Polls: Obama Won Debate (Again)
Shocking news: All the major polls show that Barack Obama won the third debate, just as they showed that he won the first two and Joe Biden won the VP debate. Between the liberal media conspiracy and the fact that Obama and Biden are better debators than McCain and Palin, it’s not even fair.
At any rate, the numbers. Bold text all added for emphasis.
In the first presidential debate, second presidential debate and vice presidential debate, more uncommitted voters said the Democratic candidate was the victor. And tonight’s results have, by a wide margin, made it a clean sweep.
Here are the final results of the survey of 638 uncommitted voters: Fifty-three percent of the uncommitted voters surveyed identified Democratic nominee Barack Obama as the winner of tonight’s debate. Twenty-two percent said Republican rival John McCain won. Twenty-five percent saw the debate as a draw.

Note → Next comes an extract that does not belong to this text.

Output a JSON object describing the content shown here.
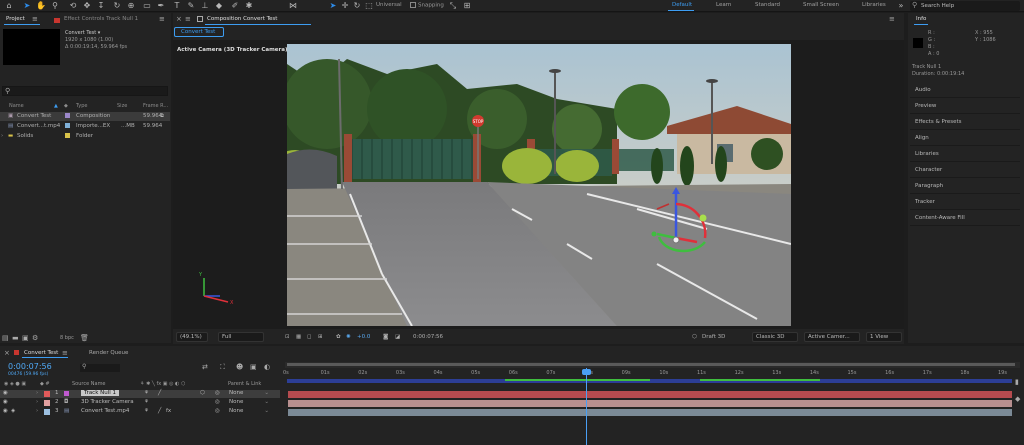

More uncommitted voters trusted Obama than McCain to make the right decisions about health care. Before the debate, sixty-one percent of uncommitted voters said that they trust Obama on the issue; after, sixty-eight percent said so. Twenty-seven percent trusted McCain to manage health care before the debate; thirty percent said so afterwards.
Sixty-four percent think Obama will raise their taxes, while fifty percent think McCain will.

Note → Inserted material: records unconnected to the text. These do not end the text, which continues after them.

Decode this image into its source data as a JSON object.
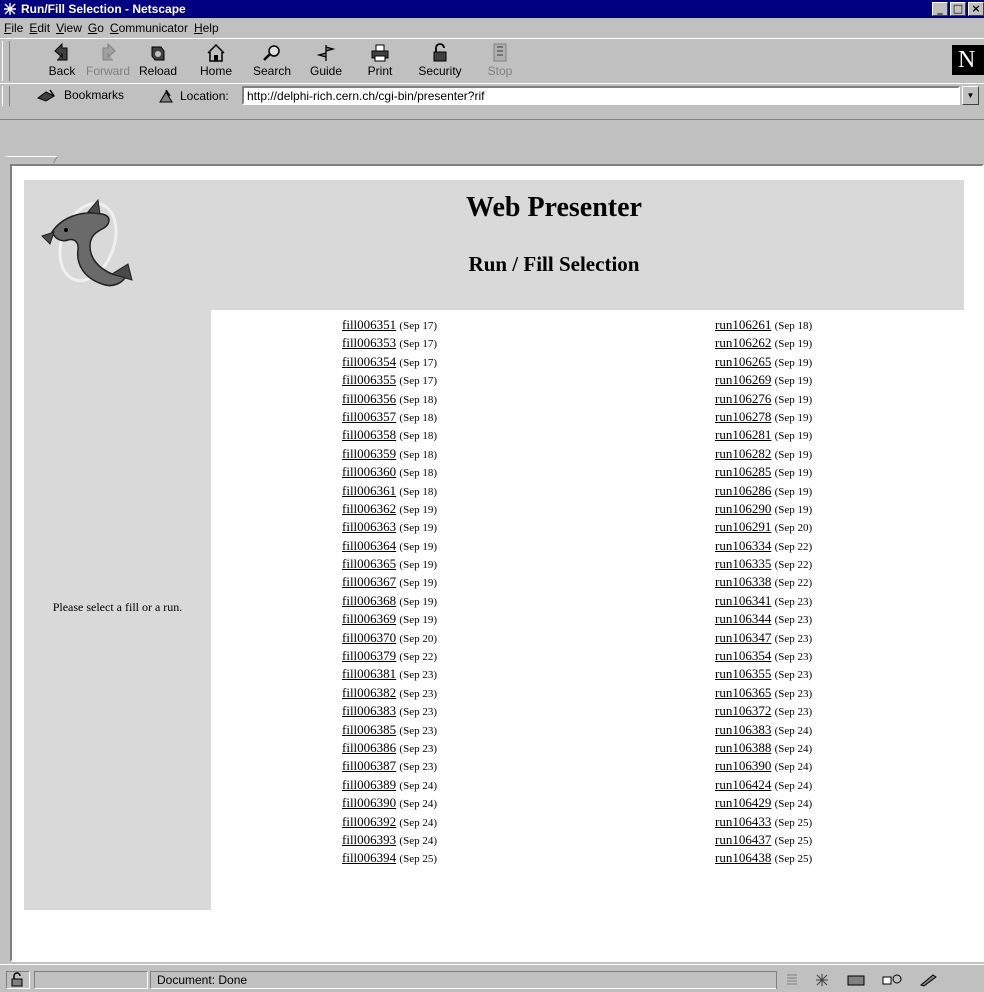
{
  "window": {
    "title": "Run/Fill Selection - Netscape",
    "buttons": [
      "_",
      "□",
      "×"
    ]
  },
  "menu": [
    "File",
    "Edit",
    "View",
    "Go",
    "Communicator",
    "Help"
  ],
  "toolbar": {
    "buttons": [
      {
        "label": "Back",
        "icon": "back-arrow-icon",
        "enabled": true
      },
      {
        "label": "Forward",
        "icon": "forward-arrow-icon",
        "enabled": false
      },
      {
        "label": "Reload",
        "icon": "reload-icon",
        "enabled": true
      },
      {
        "label": "Home",
        "icon": "home-icon",
        "enabled": true
      },
      {
        "label": "Search",
        "icon": "search-icon",
        "enabled": true
      },
      {
        "label": "Guide",
        "icon": "guide-icon",
        "enabled": true
      },
      {
        "label": "Print",
        "icon": "print-icon",
        "enabled": true
      },
      {
        "label": "Security",
        "icon": "lock-icon",
        "enabled": true
      },
      {
        "label": "Stop",
        "icon": "stop-icon",
        "enabled": false
      }
    ],
    "logo_letter": "N"
  },
  "location": {
    "bookmarks_label": "Bookmarks",
    "label": "Location:",
    "url": "http://delphi-rich.cern.ch/cgi-bin/presenter?rif"
  },
  "page": {
    "title": "Web Presenter",
    "subtitle": "Run / Fill Selection",
    "prompt": "Please select a fill or a run.",
    "fills": [
      {
        "id": "fill006351",
        "date": "(Sep 17)"
      },
      {
        "id": "fill006353",
        "date": "(Sep 17)"
      },
      {
        "id": "fill006354",
        "date": "(Sep 17)"
      },
      {
        "id": "fill006355",
        "date": "(Sep 17)"
      },
      {
        "id": "fill006356",
        "date": "(Sep 18)"
      },
      {
        "id": "fill006357",
        "date": "(Sep 18)"
      },
      {
        "id": "fill006358",
        "date": "(Sep 18)"
      },
      {
        "id": "fill006359",
        "date": "(Sep 18)"
      },
      {
        "id": "fill006360",
        "date": "(Sep 18)"
      },
      {
        "id": "fill006361",
        "date": "(Sep 18)"
      },
      {
        "id": "fill006362",
        "date": "(Sep 19)"
      },
      {
        "id": "fill006363",
        "date": "(Sep 19)"
      },
      {
        "id": "fill006364",
        "date": "(Sep 19)"
      },
      {
        "id": "fill006365",
        "date": "(Sep 19)"
      },
      {
        "id": "fill006367",
        "date": "(Sep 19)"
      },
      {
        "id": "fill006368",
        "date": "(Sep 19)"
      },
      {
        "id": "fill006369",
        "date": "(Sep 19)"
      },
      {
        "id": "fill006370",
        "date": "(Sep 20)"
      },
      {
        "id": "fill006379",
        "date": "(Sep 22)"
      },
      {
        "id": "fill006381",
        "date": "(Sep 23)"
      },
      {
        "id": "fill006382",
        "date": "(Sep 23)"
      },
      {
        "id": "fill006383",
        "date": "(Sep 23)"
      },
      {
        "id": "fill006385",
        "date": "(Sep 23)"
      },
      {
        "id": "fill006386",
        "date": "(Sep 23)"
      },
      {
        "id": "fill006387",
        "date": "(Sep 23)"
      },
      {
        "id": "fill006389",
        "date": "(Sep 24)"
      },
      {
        "id": "fill006390",
        "date": "(Sep 24)"
      },
      {
        "id": "fill006392",
        "date": "(Sep 24)"
      },
      {
        "id": "fill006393",
        "date": "(Sep 24)"
      },
      {
        "id": "fill006394",
        "date": "(Sep 25)"
      }
    ],
    "runs": [
      {
        "id": "run106261",
        "date": "(Sep 18)"
      },
      {
        "id": "run106262",
        "date": "(Sep 19)"
      },
      {
        "id": "run106265",
        "date": "(Sep 19)"
      },
      {
        "id": "run106269",
        "date": "(Sep 19)"
      },
      {
        "id": "run106276",
        "date": "(Sep 19)"
      },
      {
        "id": "run106278",
        "date": "(Sep 19)"
      },
      {
        "id": "run106281",
        "date": "(Sep 19)"
      },
      {
        "id": "run106282",
        "date": "(Sep 19)"
      },
      {
        "id": "run106285",
        "date": "(Sep 19)"
      },
      {
        "id": "run106286",
        "date": "(Sep 19)"
      },
      {
        "id": "run106290",
        "date": "(Sep 19)"
      },
      {
        "id": "run106291",
        "date": "(Sep 20)"
      },
      {
        "id": "run106334",
        "date": "(Sep 22)"
      },
      {
        "id": "run106335",
        "date": "(Sep 22)"
      },
      {
        "id": "run106338",
        "date": "(Sep 22)"
      },
      {
        "id": "run106341",
        "date": "(Sep 23)"
      },
      {
        "id": "run106344",
        "date": "(Sep 23)"
      },
      {
        "id": "run106347",
        "date": "(Sep 23)"
      },
      {
        "id": "run106354",
        "date": "(Sep 23)"
      },
      {
        "id": "run106355",
        "date": "(Sep 23)"
      },
      {
        "id": "run106365",
        "date": "(Sep 23)"
      },
      {
        "id": "run106372",
        "date": "(Sep 23)"
      },
      {
        "id": "run106383",
        "date": "(Sep 24)"
      },
      {
        "id": "run106388",
        "date": "(Sep 24)"
      },
      {
        "id": "run106390",
        "date": "(Sep 24)"
      },
      {
        "id": "run106424",
        "date": "(Sep 24)"
      },
      {
        "id": "run106429",
        "date": "(Sep 24)"
      },
      {
        "id": "run106433",
        "date": "(Sep 25)"
      },
      {
        "id": "run106437",
        "date": "(Sep 25)"
      },
      {
        "id": "run106438",
        "date": "(Sep 25)"
      }
    ]
  },
  "status": {
    "text": "Document: Done"
  },
  "colors": {
    "titlebar": "#000080",
    "chrome": "#c0c0c0",
    "banner": "#d9d9d9"
  }
}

Before the debate, fifty-four percent thought Obama shared their values. That percentage rose to sixty-four percent after the debate. For McCain, fifty-two percent thought he shared their values before the debate, and fifty-five percent thought so afterwards.
Before the debate, fifty percent said they trusted Obama to handle a crisis; that rose to sixty-three percent afterwards. More uncommitted voters trusted McCain on this — seventy-eight percent before the debate, eighty-two percent after the debate.
A majority of debate watchers think Sen. Barack Obama won the third and final presidential debate, according to a national poll conducted right afterward. Fifty-eight percent of debate watchers questioned in a CNN/Opinion Research Corp. poll said Democratic candidate Obama did the best job in the debate, with 31 percent saying Republican Sen. John McCain performed best.
The poll also suggests that debate watchers’ favorable opinion of Obama rose slightly during the debate, from 63 percent at the start to 66 percent at the end. The poll indicates that McCain’s favorables dropped slightly, from 51 percent to 49 percent.
Politico had the best news for Mccain:
Voters are closely divided over which presidential candidate won the third and final general election presidential debate, according to an exclusive Politico/InsiderAdvantage nationwide survey of undecided debate-watchers.
Forty-nine percent of respondents said that Obama won the debate, compared to 46 who believed his opponent, Sen. John McCain, came out on top. The three-point gap separating the two candidates was equal to the poll’s margin of error. Five percent said they were unsure which candidate had the better evening.
Perhaps the best news for McCain is the rating he received from independent voters. Among respondents not identified with either major political party, McCain was judged tonight’s winner, 51-42 percent.
Obama’s most important lead may have come among Hispanic voters, who said he bested McCain by a 50-36 percent margin. The candidates were evenly matched among white voters, with McCain posting a narrow 49-46 percent advantage. African-Americans picked Obama as the winner, 88-10
I should note that that’s white undecideds. All the general polls show McCain winning whites.
Overall, mostly good news for Obama: People like him, trust him, and think he shares their values. McCain, who has enjoyed very high favorables throughout his career, has clearly damaged himself by going on the attack, especially with dubious charges that don’t seem believable when applied to the nice, smiling gentlemen they see on their television sets.
Still, McCain got across his message on taxes. Despite Obama’s repeated assertions that he would only screw over 1 of us in 20, almost no one believes him. Then again, a majority think McCain, too, will raise their taxes. The public is right on both counts.
McCain still retains the advantage on handling foreign policy crises. Unfortunately for him, a majority trust his opponent, too. More importantly, international affairs are not foremost on most people’s minds heading into the election.